N2 - BACKGROUND: Dietitians play an important role in the intervention and prevention of being overweight and obesity. More and more blended care interventions are being implemented. The present study aimed to evaluate the delivery by Dutch dietitians of a multicomponent, evidence-based weight-loss programme (SMARTsize), including counselling for relapse prevention. The aim of this qualitative study was to identify facilitators and barriers to the delivery of SMARTsize.METHODS: Nine semi-structured interviews were conducted with 10 dietitians who participated in a larger implementation study. Each interview was recorded and transcribed verbatim. Determinants of theory of implementation, including characteristics of the user, the innovation, organisational context and setting, and innovation strategy guided interviews and analysis.
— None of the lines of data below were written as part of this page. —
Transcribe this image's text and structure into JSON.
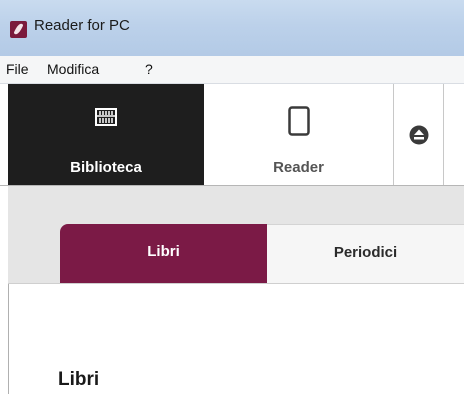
{
  "window": {
    "title": "Reader for PC"
  },
  "menubar": {
    "items": [
      {
        "label": "File"
      },
      {
        "label": "Modifica"
      },
      {
        "label": "?"
      }
    ]
  },
  "toolbar": {
    "library": {
      "label": "Biblioteca",
      "icon": "bookshelf-icon",
      "active": true
    },
    "reader": {
      "label": "Reader",
      "icon": "ereader-device-icon",
      "active": false
    },
    "eject": {
      "icon": "eject-icon"
    }
  },
  "tabs": [
    {
      "label": "Libri",
      "selected": true
    },
    {
      "label": "Periodici",
      "selected": false
    }
  ],
  "content": {
    "heading": "Libri"
  },
  "colors": {
    "accent": "#7b1a46",
    "toolbar_active": "#1e1e1e",
    "titlebar": "#bcd1ea"
  }
}
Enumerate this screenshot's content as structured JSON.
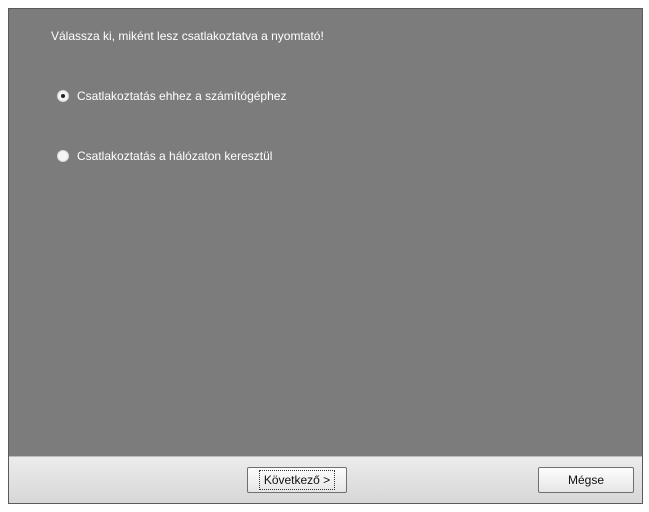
{
  "prompt": "Válassza ki, miként lesz csatlakoztatva a nyomtató!",
  "options": [
    {
      "label": "Csatlakoztatás ehhez a számítógéphez",
      "selected": true
    },
    {
      "label": "Csatlakoztatás a hálózaton keresztül",
      "selected": false
    }
  ],
  "buttons": {
    "next_label": "Következő >",
    "cancel_label": "Mégse"
  }
}
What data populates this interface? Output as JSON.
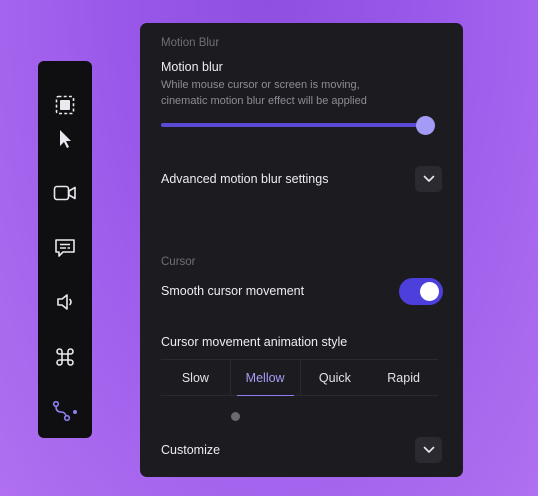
{
  "toolbar": {
    "tools": [
      {
        "icon": "select-region-icon"
      },
      {
        "icon": "cursor-arrow-icon"
      },
      {
        "icon": "video-camera-icon"
      },
      {
        "icon": "captions-icon"
      },
      {
        "icon": "speaker-icon"
      },
      {
        "icon": "command-key-icon"
      },
      {
        "icon": "cursor-path-icon"
      }
    ],
    "active_color": "#8c80f0"
  },
  "motion_blur": {
    "section_title": "Motion Blur",
    "label": "Motion blur",
    "description": "While mouse cursor or screen is moving, cinematic motion blur effect will be applied",
    "slider_value": 1.0,
    "advanced_label": "Advanced motion blur settings"
  },
  "cursor": {
    "section_title": "Cursor",
    "smooth_label": "Smooth cursor movement",
    "smooth_enabled": true,
    "animation_style_label": "Cursor movement animation style",
    "animation_styles": [
      "Slow",
      "Mellow",
      "Quick",
      "Rapid"
    ],
    "selected_style": "Mellow",
    "customize_label": "Customize"
  },
  "colors": {
    "accent": "#4d3fdc",
    "slider_thumb": "#a39bf5",
    "panel_bg": "#1c1c20"
  }
}
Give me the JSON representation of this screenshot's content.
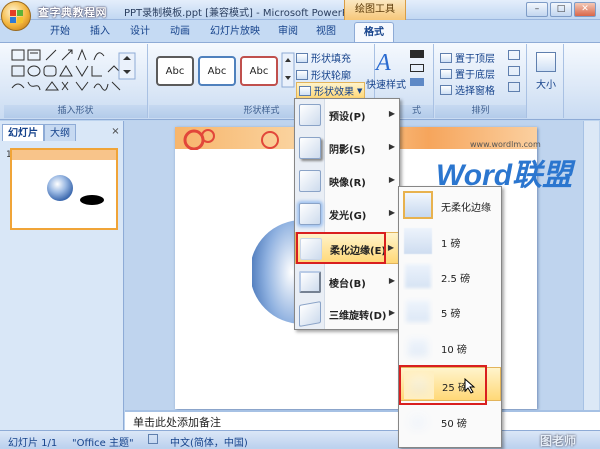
{
  "window": {
    "title": "PPT录制模板.ppt [兼容模式] - Microsoft PowerP...",
    "watermark": "查字典教程网",
    "context_tab_group": "绘图工具",
    "min": "–",
    "max": "□",
    "close": "✕"
  },
  "tabs": [
    "开始",
    "插入",
    "设计",
    "动画",
    "幻灯片放映",
    "审阅",
    "视图",
    "格式"
  ],
  "ribbon": {
    "insert_shapes_label": "插入形状",
    "shape_styles_label": "形状样式",
    "style_samples": [
      "Abc",
      "Abc",
      "Abc"
    ],
    "shape_fill": "形状填充",
    "shape_outline": "形状轮廓",
    "shape_effects": "形状效果",
    "quick_styles": "快速样式",
    "art_styles_label": "式",
    "bring_front": "置于顶层",
    "send_back": "置于底层",
    "selection_pane": "选择窗格",
    "arrange_label": "排列",
    "size": "大小"
  },
  "left_pane": {
    "tabs": [
      "幻灯片",
      "大纲"
    ],
    "close": "×",
    "slide_number": "1"
  },
  "menu": {
    "items": [
      {
        "label": "预设(P)"
      },
      {
        "label": "阴影(S)"
      },
      {
        "label": "映像(R)"
      },
      {
        "label": "发光(G)"
      },
      {
        "label": "柔化边缘(E)"
      },
      {
        "label": "棱台(B)"
      },
      {
        "label": "三维旋转(D)"
      }
    ]
  },
  "submenu": {
    "items": [
      {
        "label": "无柔化边缘"
      },
      {
        "label": "1 磅"
      },
      {
        "label": "2.5 磅"
      },
      {
        "label": "5 磅"
      },
      {
        "label": "10 磅"
      },
      {
        "label": "25 磅"
      },
      {
        "label": "50 磅"
      }
    ]
  },
  "slide": {
    "brand": "Word联盟",
    "url": "www.wordlm.com"
  },
  "notes": "单击此处添加备注",
  "status": {
    "slide_count": "幻灯片 1/1",
    "theme": "\"Office 主题\"",
    "language": "中文(简体，中国)"
  },
  "watermark_br": "图老师"
}
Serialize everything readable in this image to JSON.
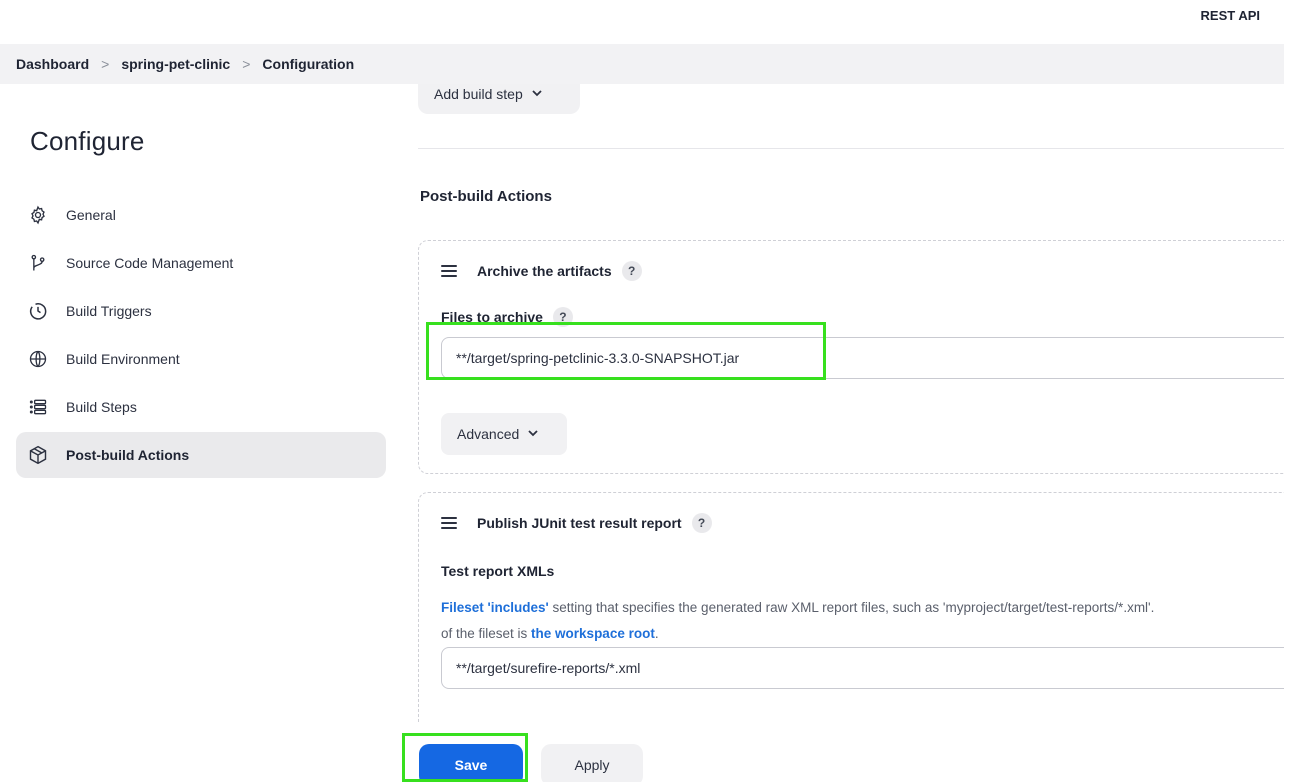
{
  "header": {
    "rest_api_link": "REST API"
  },
  "breadcrumb": {
    "items": [
      "Dashboard",
      "spring-pet-clinic",
      "Configuration"
    ],
    "separator": ">"
  },
  "sidebar": {
    "title": "Configure",
    "items": [
      {
        "label": "General",
        "icon": "gear-icon"
      },
      {
        "label": "Source Code Management",
        "icon": "branch-icon"
      },
      {
        "label": "Build Triggers",
        "icon": "clock-icon"
      },
      {
        "label": "Build Environment",
        "icon": "globe-icon"
      },
      {
        "label": "Build Steps",
        "icon": "list-icon"
      },
      {
        "label": "Post-build Actions",
        "icon": "package-icon",
        "active": true
      }
    ]
  },
  "main": {
    "add_build_step_label": "Add build step",
    "section_title": "Post-build Actions",
    "archive": {
      "title": "Archive the artifacts",
      "files_label": "Files to archive",
      "files_value": "**/target/spring-petclinic-3.3.0-SNAPSHOT.jar",
      "advanced_label": "Advanced"
    },
    "junit": {
      "title": "Publish JUnit test result report",
      "xml_label": "Test report XMLs",
      "help_link1": "Fileset 'includes'",
      "help_text1": " setting that specifies the generated raw XML report files, such as 'myproject/target/test-reports/*.xml'.",
      "help_text2": "of the fileset is ",
      "help_link2": "the workspace root",
      "help_text3": ".",
      "xml_value": "**/target/surefire-reports/*.xml"
    }
  },
  "footer": {
    "save_label": "Save",
    "apply_label": "Apply"
  },
  "help_glyph": "?",
  "colors": {
    "primary": "#1568e3",
    "highlight": "#37e01e",
    "link": "#1e6fd9"
  }
}
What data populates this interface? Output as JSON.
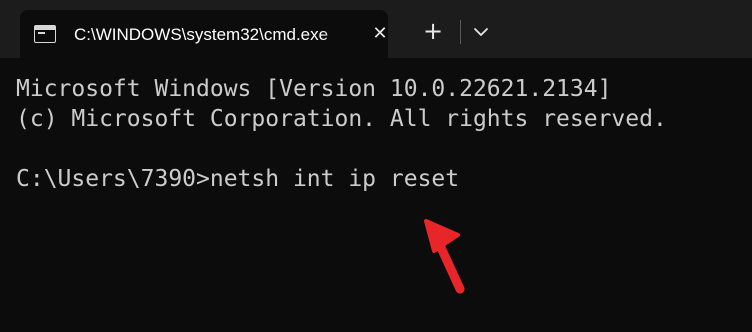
{
  "window": {
    "tab_title": "C:\\WINDOWS\\system32\\cmd.exe",
    "close_glyph": "✕",
    "new_tab_glyph": "+",
    "tab_icon": "terminal-icon",
    "dropdown_icon": "chevron-down-icon"
  },
  "terminal": {
    "lines": [
      "Microsoft Windows [Version 10.0.22621.2134]",
      "(c) Microsoft Corporation. All rights reserved.",
      "",
      "C:\\Users\\7390>netsh int ip reset"
    ]
  },
  "annotation": {
    "icon": "red-arrow-icon",
    "color": "#e8262a"
  },
  "colors": {
    "titlebar": "#1c1c1c",
    "terminal_background": "#0c0c0c",
    "terminal_text": "#cccccc"
  }
}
Data were coded and analysed using the framework approach.RESULTS: According to dietitians, the SMARTsize intervention had a positive influence on patients. The main implementation facilitators were the availability of implementation materials, such as a manual, training in relapse prevention and social support from other dietitians. The main barriers to implementation were organisation and financial reimbursement of cooking classes, the belief that patients need more individual counselling in the starting phase, and the unsuitability for people with low levels of health literacy.CONCLUSIONS: Most dietitians considered that implementation of the SMARTsize intervention consisting of e-health, written information and cooking classes and face-to-face counselling is challenging but feasible. Further development of the SMARTsize intervention and implementation tools is needed to lower experienced barriers. It is also recommended that a version of the intervention to be developed that is suitable for patients with lower levels of health literacy.

AB - BACKGROUND: Dietitians play an important role in the intervention and prevention of being overweight and obesity. More and more blended care interventions are being implemented. The present study aimed to evaluate the delivery by Dutch dietitians of a multicomponent, evidence-based weight-loss programme (SMARTsize), including counselling for relapse prevention. The aim of this qualitative study was to identify facilitators and barriers to the delivery of SMARTsize.METHODS: Nine semi-structured interviews were conducted with 10 dietitians who participated in a larger implementation study. Each interview was recorded and transcribed verbatim. Determinants of theory of implementation, including characteristics of the user, the innovation, organisational context and setting, and innovation strategy guided interviews and analysis. Data were coded and analysed using the framework approach.RESULTS: According to dietitians, the SMARTsize intervention had a positive influence on patients. The main implementation facilitators were the availability of implementation materials, such as a manual, training in relapse prevention and social support from other dietitians. The main barriers to implementation were organisation and financial reimbursement of cooking classes, the belief that patients need more individual counselling in the starting phase, and the unsuitability for people with low levels of health literacy.CONCLUSIONS: Most dietitians considered that implementation of the SMARTsize intervention consisting of e-health, written information and cooking classes and face-to-face counselling is challenging but feasible. Further development of the SMARTsize intervention and implementation tools is needed to lower experienced barriers. It is also recommended that a version of the intervention to be developed that is suitable for patients with lower levels of health literacy.

KW - implementation

KW - multi-component intervention

KW - qualitative

KW - SMARTsize

KW - weight loss

UR - http://www.scopus.com/inward/record.url?scp=85064435868&partnerID=8YFLogxK

UR - http://www.scopus.com/inward/citedby.url?scp=85064435868&partnerID=8YFLogxK

U2 - 10.1111/jhn.12641

DO - 10.1111/jhn.12641

M3 - Article

VL - 32

SP - 338

EP - 348

JO - Journal of Human Nutrition and Dietetics

JF - Journal of Human Nutrition and Dietetics

SN - 0952-3871

IS - 3

ER -